Dutch premier Mark Rutte delivers Brexit warning

The Dutch prime minister says EU would be forced to retaliate against migration controls

Dutch prime minister Mark Rutte: “They would be very bad news for the UK, for the Netherlands and for Europe as a whole”. Photograph: Max Rossi/Reuters

Dutch prime minister Mark Rutte: “They would be very bad news for the UK, for the Netherlands and for Europe as a whole”. Photograph: Max Rossi/Reuters

 

Tough advice from a friend is always more persuasive, so it was striking to hear Dutch premier Mark Rutte’s warning on Thursday that a Brexit vote in the UK followed by new immigration rules for EU citizens would inevitably lead to like-for-like retaliation by Britain’s former partners.

An advocate of EU reform, Mr Rutte regards himself as one of Britain’s closest European allies, which was why, he said, he had been spurred to intervene when he heard Brexit campaigners, Michael Gove and Boris Johnson, back a points system for EU immigrants if the UK votes to leave.

As German chancellor Angela Merkel warned British voters they would “lose influence” outside the European Union if they opted to cut ties, Mr Rutte set out to shatter any illusions that the UK could become tougher on EU immigration – without fear of any retaliatory response.

“I was very surprised by the Johnson-Gove proposals,” he said. “They would be very bad news for the UK, for the Netherlands and for Europe as a whole. We would be in a race to the bottom – and that is exactly what we do not want.”

The UK already operates an Australian-style points-based system – so called because of where it originated – when granting work visas to economic migrants from countries outside the EU, particularly the United States, India and Pakistan.

Workers with sought-after skills are awarded more points with the aim of plugging skills gaps in sectors such as engineering, construction and healthcare, facing their worst labour shortages in 30 years.

That same system, say Johnson and Gove, should be applied to all EU nationals by 2020 if the UK decides to exit the EU on June 23rd – though those already legally resident would not be affected.

However, Mr Rutte warned that if automatic admission to the UK for EU citizens were to end, it would be politically “impossible” for him not respond with similar requirements for British workers moving to the Netherlands.

“The Netherlands and the UK are both seafaring nations and so our ability to create jobs and to generate future growth is built on the free market,” he said. “Our national prosperity is built on our open borders.

“However, the reality is that if a points system is introduced in the UK it would be unavoidable for us in the Netherlands to implement similar proposals – and inevitable that many other EU countries would follow suit.”

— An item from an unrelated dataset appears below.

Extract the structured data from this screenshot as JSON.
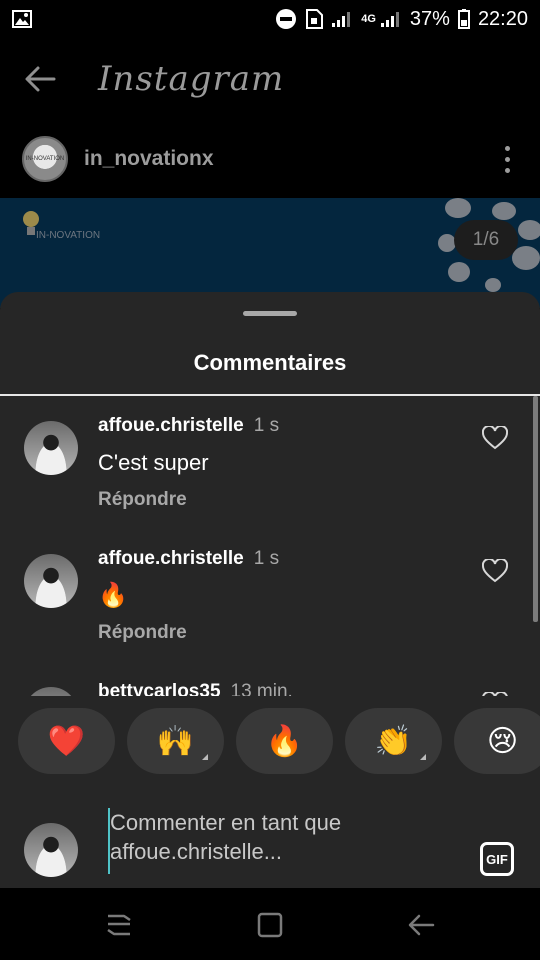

The Brexit referendum takes place in the final week of the Netherlands’ rotating presidency of the EU.

Mr Rutte has admitted the Dutch cabinet is “nervous” about the implications for trade between the two countries. One way or another, economies never thrive on lack of clarity.